Two chapters comprise part three, `Beyond the Movie.' In a chapter titled `Licences to Print Money', she analyses the new merchandising opportunities, most especially through the extended DVDs, another new concept in the market that appeared around the turn of the century to set alongside the power of the Internet in franchise promotion. `TLOTR' led the way in terms of extras on these DVDs. Video games are another feature she explores, writing "The games of the franchise have not simply adapted Tolkien's tale. They have expanded his imagined world into a site for interactive play."
The two final chapters that form part four do not really share a subject. In the first she looks at how New Line cleverly persuaded independent film distributors in their respective national territories to take on some of the debt towards making the trilogy even before the first had been completed. In the second she looks at the effect of the making of `TLOTR' on the country in which it was made: "Perhaps no film has had as much impact on the country in which it was made as `Rings' had on New Zealand. The short-term and long range effects on its national economy, on its film industry, and even on its culture in general are astonishing." There is much here about how the film was made in terms of the physical work required and the locations used.
This book then is geared more towards students of cinema as a business rather then to fans of `TLOTR.' Where `TLOTR' led - such as in terms of the issue of extended DVDs, or the interaction with internet fan-bases, or simply through the profits that can be gained through taking a franchise further - others followed, and to that extent the book is of immense insight. But it is noticeable that some of those franchises she mentions as being in the pipeline in 2007 have not appeared after all. Some might indeed blame `TLOTR' for much of the poor films produced by Hollywood since then.

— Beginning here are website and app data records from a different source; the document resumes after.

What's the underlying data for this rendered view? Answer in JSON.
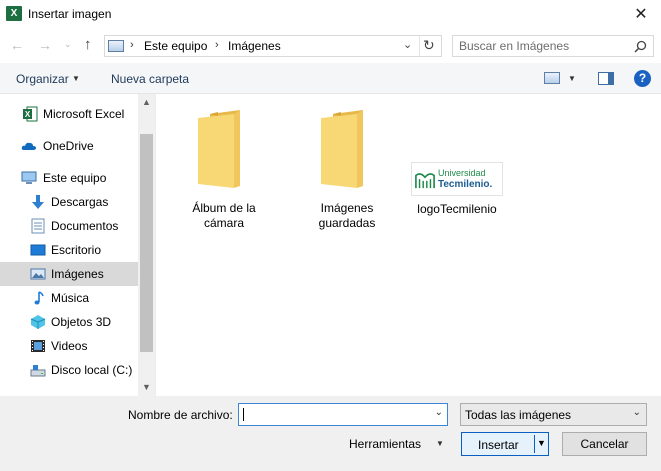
{
  "window": {
    "title": "Insertar imagen",
    "app_icon_letter": "X",
    "close_glyph": "✕"
  },
  "navigation": {
    "back_glyph": "←",
    "forward_glyph": "→",
    "recent_glyph": "⌄",
    "up_glyph": "↑",
    "breadcrumb": [
      "Este equipo",
      "Imágenes"
    ],
    "separator": "›",
    "search_placeholder": "Buscar en Imágenes"
  },
  "toolbar": {
    "organize_label": "Organizar",
    "new_folder_label": "Nueva carpeta",
    "help_glyph": "?"
  },
  "sidebar": {
    "items": [
      {
        "label": "Microsoft Excel",
        "icon": "excel-icon"
      },
      {
        "label": "OneDrive",
        "icon": "cloud-icon"
      },
      {
        "label": "Este equipo",
        "icon": "computer-icon"
      },
      {
        "label": "Descargas",
        "icon": "download-icon"
      },
      {
        "label": "Documentos",
        "icon": "document-icon"
      },
      {
        "label": "Escritorio",
        "icon": "desktop-icon"
      },
      {
        "label": "Imágenes",
        "icon": "pictures-icon",
        "selected": true
      },
      {
        "label": "Música",
        "icon": "music-icon"
      },
      {
        "label": "Objetos 3D",
        "icon": "cube-icon"
      },
      {
        "label": "Videos",
        "icon": "video-icon"
      },
      {
        "label": "Disco local (C:)",
        "icon": "drive-icon"
      }
    ]
  },
  "files": [
    {
      "name_line1": "Álbum de la",
      "name_line2": "cámara",
      "type": "folder"
    },
    {
      "name_line1": "Imágenes",
      "name_line2": "guardadas",
      "type": "folder"
    },
    {
      "name_line1": "logoTecmilenio",
      "name_line2": "",
      "type": "image",
      "logo_text_1": "Universidad",
      "logo_text_2": "Tecmilenio."
    }
  ],
  "footer": {
    "filename_label": "Nombre de archivo:",
    "filename_value": "",
    "file_type_value": "Todas las imágenes",
    "tools_label": "Herramientas",
    "insert_label": "Insertar",
    "cancel_label": "Cancelar"
  },
  "colors": {
    "excel_green": "#1d6f42",
    "folder_yellow": "#f8d775",
    "selection_gray": "#d9d9d9",
    "accent_blue": "#0a5fc2",
    "logo_green": "#1f8a4c"
  }
}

Nevertheless, Thompson has done her homework, interviewed key players, engaged with wide-ranging sources. It is well-written and communicates easily, not being encumbered with academic or philosophical pretensions that much of cinema writing possesses these days. The book is insightful and has important things to say. So why only three stars? Well, because the subject is not one that really appeals to me. This book is about the nuts and bolts, not the magic; it is about the other culture of cinema, the side we do not really know about, or even wish to know about. That is not to say that I did not enjoy some parts of the book; but I was on the verge of boredom in others. This is not the author's fault: I am a student of life, not of the business of making money out of films. (Btw, I loved the films.)